“The average number of daily new cases reported over the past seven days has declined to about 1,700 new cases, down from about 2,400 cases the week before,” Ferrer said. “Daily reported deaths have stayed consistent at an average of about 55 deaths per day over the past two weeks.”

The county’s indoor mask mandate was put in place last July, when cases of the delta variant began to surge.

Support for LAist comes from

Ferrer said individual businesses can still decide for themselves if they will require employees and customers to wear masks.

Employers are also required to offer high grade masks such as N95s or surgical masks for employees who want them.

A slide with data showing decreasing numbers of people testing positive with COVID-19 in L.A. County over the past seven days.
Courtesy of the L.A. County Dept. of Public Health)

Where Mask Mandates Remain In Place

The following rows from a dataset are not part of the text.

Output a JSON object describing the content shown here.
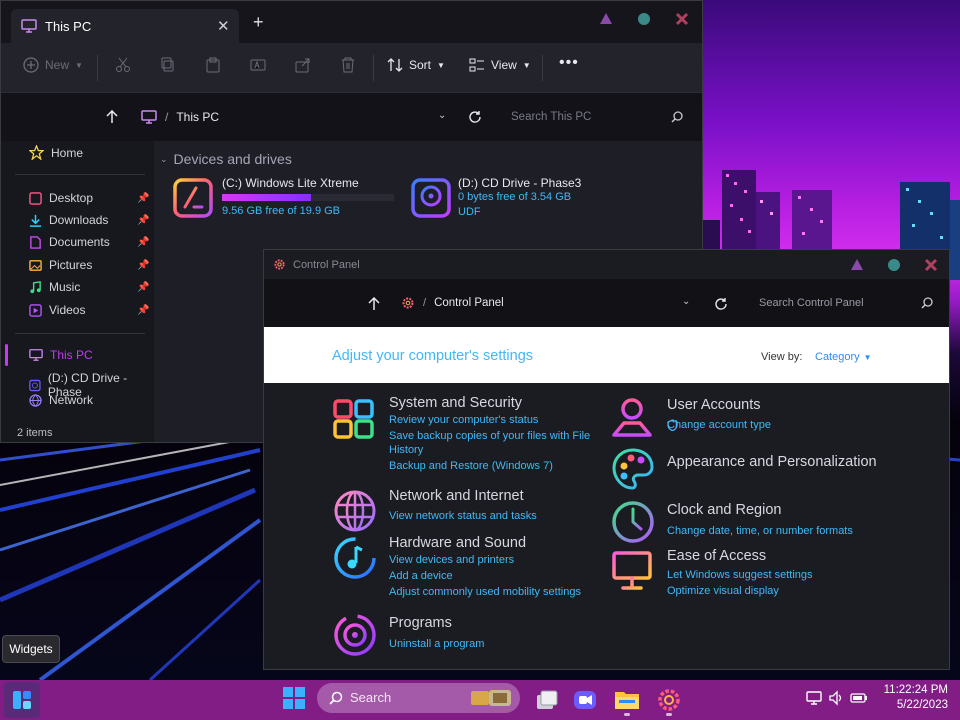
{
  "explorer": {
    "tab_title": "This PC",
    "toolbar": {
      "new_label": "New",
      "sort_label": "Sort",
      "view_label": "View"
    },
    "breadcrumb": "This PC",
    "search_placeholder": "Search This PC",
    "nav": {
      "home": "Home",
      "desktop": "Desktop",
      "downloads": "Downloads",
      "documents": "Documents",
      "pictures": "Pictures",
      "music": "Music",
      "videos": "Videos",
      "this_pc": "This PC",
      "cd_drive": "(D:) CD Drive - Phase",
      "network": "Network"
    },
    "status": "2 items",
    "section_title": "Devices and drives",
    "drives": [
      {
        "name": "(C:) Windows Lite Xtreme",
        "free": "9.56 GB free of 19.9 GB",
        "used_fraction": 0.52
      },
      {
        "name": "(D:) CD Drive - Phase3",
        "free": "0 bytes free of 3.54 GB",
        "fs": "UDF"
      }
    ]
  },
  "control_panel": {
    "title": "Control Panel",
    "breadcrumb": "Control Panel",
    "search_placeholder": "Search Control Panel",
    "heading": "Adjust your computer's settings",
    "view_by_label": "View by:",
    "view_by_value": "Category",
    "categories": {
      "system": {
        "title": "System and Security",
        "links": [
          "Review your computer's status",
          "Save backup copies of your files with File",
          "History",
          "Backup and Restore (Windows 7)"
        ]
      },
      "network": {
        "title": "Network and Internet",
        "links": [
          "View network status and tasks"
        ]
      },
      "hardware": {
        "title": "Hardware and Sound",
        "links": [
          "View devices and printers",
          "Add a device",
          "Adjust commonly used mobility settings"
        ]
      },
      "programs": {
        "title": "Programs",
        "links": [
          "Uninstall a program"
        ]
      },
      "user": {
        "title": "User Accounts",
        "links": [
          "Change account type"
        ]
      },
      "appearance": {
        "title": "Appearance and Personalization",
        "links": []
      },
      "clock": {
        "title": "Clock and Region",
        "links": [
          "Change date, time, or number formats"
        ]
      },
      "ease": {
        "title": "Ease of Access",
        "links": [
          "Let Windows suggest settings",
          "Optimize visual display"
        ]
      }
    }
  },
  "taskbar": {
    "search_label": "Search",
    "time": "11:22:24 PM",
    "date": "5/22/2023"
  },
  "tooltip": "Widgets",
  "colors": {
    "link": "#42b8f5",
    "taskbar": "#831d86",
    "accent_purple": "#c23cf0"
  }
}
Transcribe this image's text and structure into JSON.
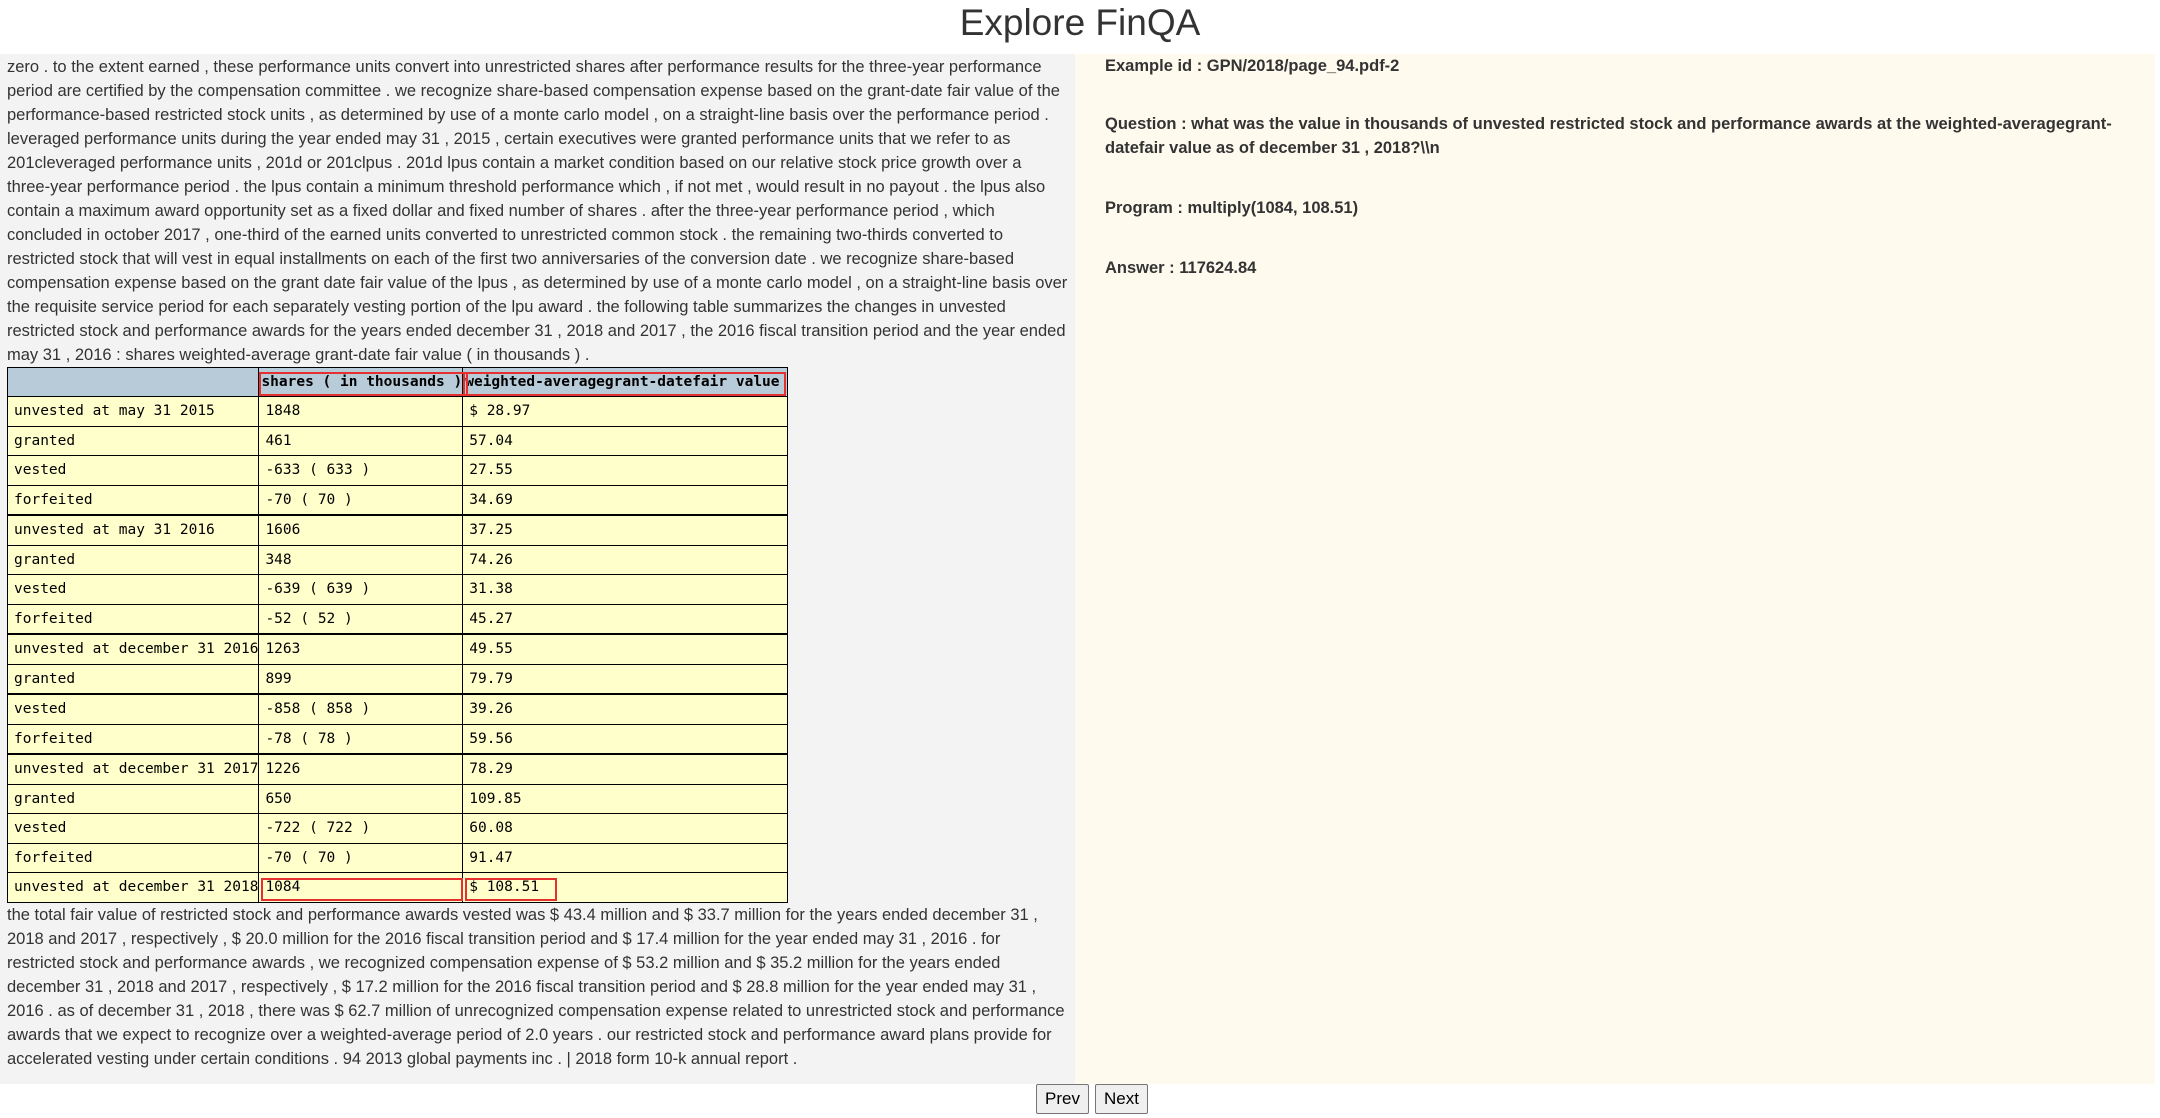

Masks must still be worn in high risk places such as public transit, and the federal government requires everyone on planes to wear a mask. They are still required in emergency shelters, doctor’s offices and hospitals, homeless shelters and prisons, and long-term care facilities such as nursing homes.

They are also required in California schools and childcare facilities until March 12 — though LAUSD is keeping masks for the rest of the school year.

Keep Your Vaccine Verification Handy

Some vaccine verification rules will also ease. Ferrer said people attending outdoor mega events will no longer be required to show proof of vaccination or a negative test, and vaccine verification will no longer be required to be indoors at bars, nightclubs, wineries, breweries and lounges.

For now, you’ll still have to show vaccine verification to get into bars, restaurants, gyms and other businesses in the cities of L.A. and West Hollywood, which have their own more stringent rules.

A mandate from the state requires vaccine verification or a recent negative test at indoor mega events with more than 1,000 people, such as concerts and NBA games. Vaccination verification also is required for healthcare workers and employees at nursing homes.

What questions do you have about the pandemic and health care?
Jackie Fortiér helps Southern Californians understand the pandemic by identifying what's working and what's not in our health response.